Parents are struggling, and some are considering quitting their jobs as they look for a way to support children with additional needs and juggle work commitments during lockdown.
An Auckland mother, Angela Hood, has created a petition asking the government to step in with additional funds to pay for the caregiver’s support.
Currently, the maximum funding is $ 80 per day, and the Ministry of Health increased the payment by $ 4 in the last financial year.
With the lockdowns, Hood said payments were disappearing quickly as families sought help from individual support workers at a higher cost.
“These are parents who are really, really trying and won’t give up on their kids – you see the parents just keep going.”
“Seventy-five percent of parents with special needs in our school are single parents, so they do it themselves and may not have much support.”
Caring for a child with additional needs was a full-time task, and the research compared the stress parents face to a soldier in combat, Hood said.
“Those soldiers come back from the service, but the parents don’t leave the service. We are always thinking about our children, we are always worried like anyone else.
“For the children, they don’t understand [lockdown] but for parents, it’s incredibly exhausting because we don’t have a break. “
The funding was intended to give families a break during the year, however it was measured in a normal year where there was school, he said.
Most Auckland students have missed 11 weeks of school. In Waikato, there have been eight.
Hood said he wanted more funding so that families could hire a caregiver while they were locked up, if only for a couple of hours.
“It gives parents a partial respite. For some parents, it would give them maybe an hour or two away from home.
“A lot of this also has to do with recognition and how difficult it is.”
Ruth Pologa’s son is 15 years old and she has been using the funds to ensure that her older children can take their college exams in peace.
She said she or her husband might have to take unpaid leave during the summer because the funds she received had been used for support during the closing.
“We are just trying to figure out how to distribute the support funds during the closure and summer break.
“Without having additional support from the tag teams, I think something will have to give.
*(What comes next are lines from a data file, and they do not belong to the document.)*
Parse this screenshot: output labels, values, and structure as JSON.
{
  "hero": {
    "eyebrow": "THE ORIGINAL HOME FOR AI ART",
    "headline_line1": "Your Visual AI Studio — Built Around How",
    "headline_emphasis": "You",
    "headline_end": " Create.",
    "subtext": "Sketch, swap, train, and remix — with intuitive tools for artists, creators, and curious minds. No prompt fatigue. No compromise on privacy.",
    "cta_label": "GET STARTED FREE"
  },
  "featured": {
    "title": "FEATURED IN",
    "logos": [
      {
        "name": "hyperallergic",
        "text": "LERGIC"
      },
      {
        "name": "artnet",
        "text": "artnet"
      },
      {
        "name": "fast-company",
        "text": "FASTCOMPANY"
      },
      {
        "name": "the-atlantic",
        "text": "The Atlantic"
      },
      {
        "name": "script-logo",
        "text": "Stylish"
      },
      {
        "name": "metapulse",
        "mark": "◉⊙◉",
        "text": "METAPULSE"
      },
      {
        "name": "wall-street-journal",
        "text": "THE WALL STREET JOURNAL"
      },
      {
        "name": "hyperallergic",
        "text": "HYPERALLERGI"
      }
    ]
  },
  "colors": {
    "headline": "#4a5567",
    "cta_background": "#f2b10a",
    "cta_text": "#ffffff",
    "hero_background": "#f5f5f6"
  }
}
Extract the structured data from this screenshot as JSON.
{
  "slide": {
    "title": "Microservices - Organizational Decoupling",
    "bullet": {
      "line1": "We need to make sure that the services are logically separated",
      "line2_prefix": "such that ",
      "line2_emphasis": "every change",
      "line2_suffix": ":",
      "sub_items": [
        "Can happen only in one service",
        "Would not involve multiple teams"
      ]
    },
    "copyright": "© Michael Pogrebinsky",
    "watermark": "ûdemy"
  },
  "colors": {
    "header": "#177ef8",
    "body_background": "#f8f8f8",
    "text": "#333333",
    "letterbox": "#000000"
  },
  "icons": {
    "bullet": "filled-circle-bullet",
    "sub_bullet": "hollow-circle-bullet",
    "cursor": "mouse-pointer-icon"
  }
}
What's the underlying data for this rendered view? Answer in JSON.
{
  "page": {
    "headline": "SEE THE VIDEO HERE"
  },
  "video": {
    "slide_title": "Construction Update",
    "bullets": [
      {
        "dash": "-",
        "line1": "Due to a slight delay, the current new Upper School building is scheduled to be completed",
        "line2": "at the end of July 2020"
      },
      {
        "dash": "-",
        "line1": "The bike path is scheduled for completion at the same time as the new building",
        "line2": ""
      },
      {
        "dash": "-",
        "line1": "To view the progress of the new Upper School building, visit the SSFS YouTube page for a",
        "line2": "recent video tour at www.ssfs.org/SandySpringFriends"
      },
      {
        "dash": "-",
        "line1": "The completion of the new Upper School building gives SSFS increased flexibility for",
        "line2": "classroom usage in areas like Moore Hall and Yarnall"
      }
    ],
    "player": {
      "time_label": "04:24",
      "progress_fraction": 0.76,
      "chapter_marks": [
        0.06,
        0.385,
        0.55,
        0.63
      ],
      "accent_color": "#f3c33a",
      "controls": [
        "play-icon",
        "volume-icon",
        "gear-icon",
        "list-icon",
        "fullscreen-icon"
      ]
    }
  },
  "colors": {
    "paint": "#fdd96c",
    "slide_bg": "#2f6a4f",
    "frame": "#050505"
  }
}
One of us will have to stop somewhere.”
Somerville School Principal Belinda Johnston believed that no one had considered the additional impact that confinement had on families, as disability issues were often overlooked.
The director of the specialized school said parents have used funds that often last a year, in a matter of weeks.
“It’s just to allow them to survive and have enough people in the home to help them survive through the 24/7 experience for someone who might need personalized supervision every minute of the day.”
She said those with additional needs may have more behavior problems while locked up because they are out of their normal routine.
In a statement, a spokesman for the Health Ministry said the ministry recognized the challenges of supporting a family member with a disability, but would not increase the payment.
“Since the Covid-19 outbreak and the subsequent lockdown in 2020, the ministry has introduced greater flexibility in how funds can be used in many of our disability services, including supporting caregivers.
“Additionally, the caregiver support allowance has increased in the current financial year from $ 76 to $ 80 per day.”
Bernette Peters, a spokesperson for Disability Action, said it was simply not enough.
“It’s not based on what life is like in a confinement. So when you add a couple of dollars to that, it doesn’t really increase the days of support for the caregiver, it just increases the payment that the caregiver receives that day.”
Angela Hood’s petition has received more than 1,500 signatures so far.